A couple weeks ago, Obama's press secretary, Jay Carney, misquoted the Bible. Badly.
He was summarizing part of an address Obama gave where he said, “I trust in God, but God wants to see us help ourselves by putting people back to work.” A few hours later, a reporter asked Carney during a press conference, “Isn’t it a bit much to bring God into the jobs debate?” Carney responded: “I believe that the phrase from the Bible is, ‘The Lord helps those who help themselves.’”
Except the Bible doesn't say that. Anywhere. Of course someone was quick to bring that up, and the Obama camp looked...um...not smart.
Our culture has somehow maintained a collection of sayings that sound Biblical, but aren't actually in the Bible. They are repeated over and over, as if from the mouth of God, and are nothing more than idioms.
One that particularly bothers me is the directive to "Forgive and forget." Gosh, it kills me to hear people stumbling over this order that seems holy, and yet is mercilessly difficult. If you've ever listened to a radio program where people phone in for advice, you'll hear the burden people put upon themselves to forgive the heinous sins of others and then expect the memories to simply vanish from their minds, as if that is proof of true forgiveness.
Well, as far as I know, God is the only one who can choose to forget sin (Isaiah 43:25). And He does not require the same of us. True forgiveness is always in spite of the fact that we remember. In the circumstances that really matter, how could we not?
Some of us have endured some horrible things. I don't need to go into specifics. You know what I'm talking about. Really broken people are in our worlds, and sometimes were or are in our homes. I'm sure among the women reading this post, every sort of abuse and violation can be represented by our experiences. Some of the worst moments of our lives have been lived in the shadow of another's sin. Plain and simple.
And those moments mattered.
They are not going to easily erase like chalk on a blackboard. The wrongs committed against us were just that. Wrong. And God grieved with us the entire time. That's the truth.
Yet, we are called, as followers of Jesus, to forgiveness. Not based on the merit of another, by any means. Not because the other person feels remorse. Not because someone is even cognizant of his or her own guilt. Our burden to forgive is only because we too were forgiven by God Himself when we asked Jesus to be in charge of our lives. He paid the debt we couldn't pay, and then asks us in turn to clear the debts of others. To say to the ones who have damaged us: "You don't owe me anything."

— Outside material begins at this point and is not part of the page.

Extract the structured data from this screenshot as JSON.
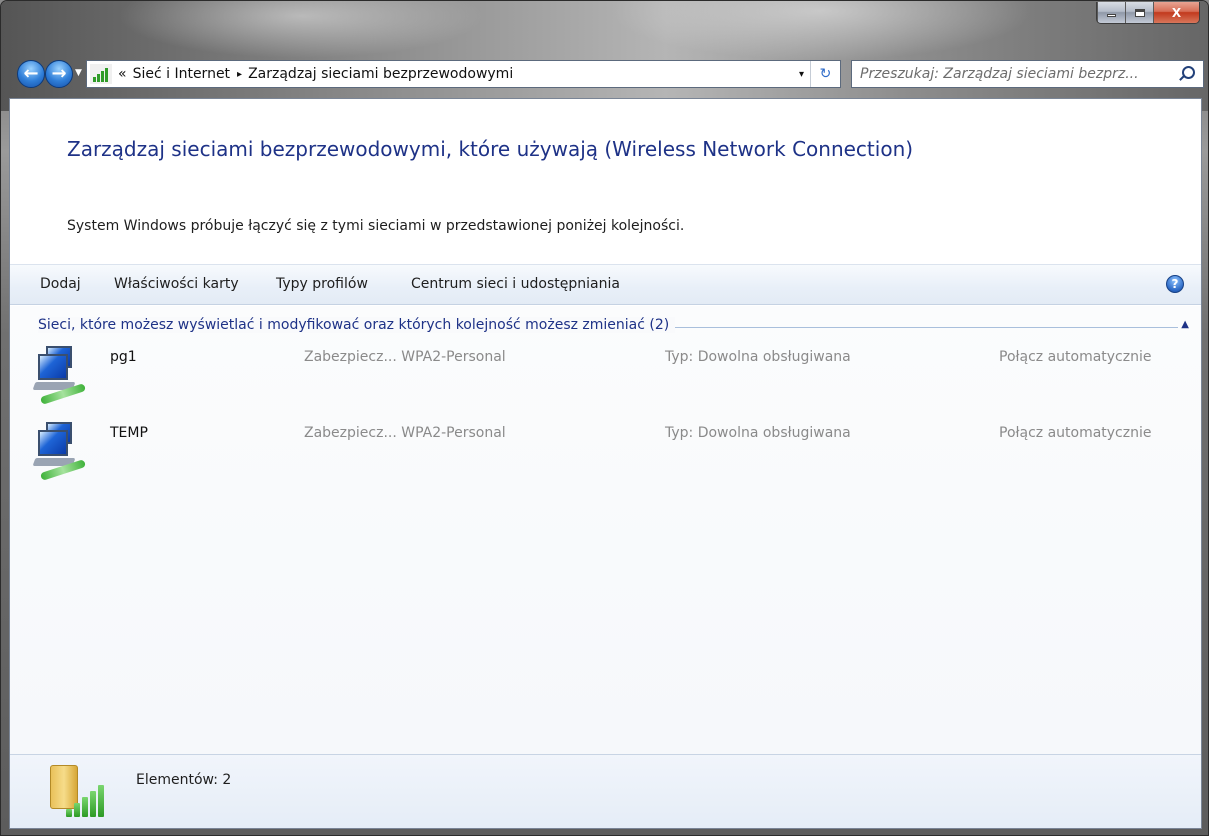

Wow, isn't that a high calling? Almost unbelievable that God would ask that of us? I know that even in the small things, the day-to-day emotional injuries that happen, for instance, in marriage, I really want an apology. (How much more do we feel this in the bigger hurts!) I tell myself that I need an apology before I can function lovingly again. However, I've learned that is a lie intended to hold me back and keep me in bondage to my hurt. Focused on myself, dwelling on my rights, and completely forgetting whose I am.
True forgiveness must be a supernatural transaction. I cannot expect my own hurting soul to muster up that kind of grace. No way. Only the power and blood of Jesus can heal us enough to get us to that place. And these things take time. God is not in a rush for us to get there. But He does call us to obey:
"As the Lord has forgiven you, so you also must forgive"
Forgiveness is also not a one-time deal. Because there's the remembering. God has created our brains to more deeply etch the things that move us most. The good and the bad. So naturally, the very bad hurts leave lasting scars in our memories. That is why the "Forgive and forget" mantra really messes us up. It's plain impossible. And anything but Biblical.
During some seasons, I've had to choose forgiveness daily. Sometimes several times a day, as the remembering continued. It is a choice of the will, and it is the fruit of healing, laying down my struggle before the Lord, and asking Him for grace.
Really, the more we understand what grace has done for us, the more we are able to have grace for others. Unmerited favor is a great definition for grace: nothing earned, just granted, simply because it was first granted to us.
I'm pretty darn thankful that Jesus didn't wait for my apology before He died for me.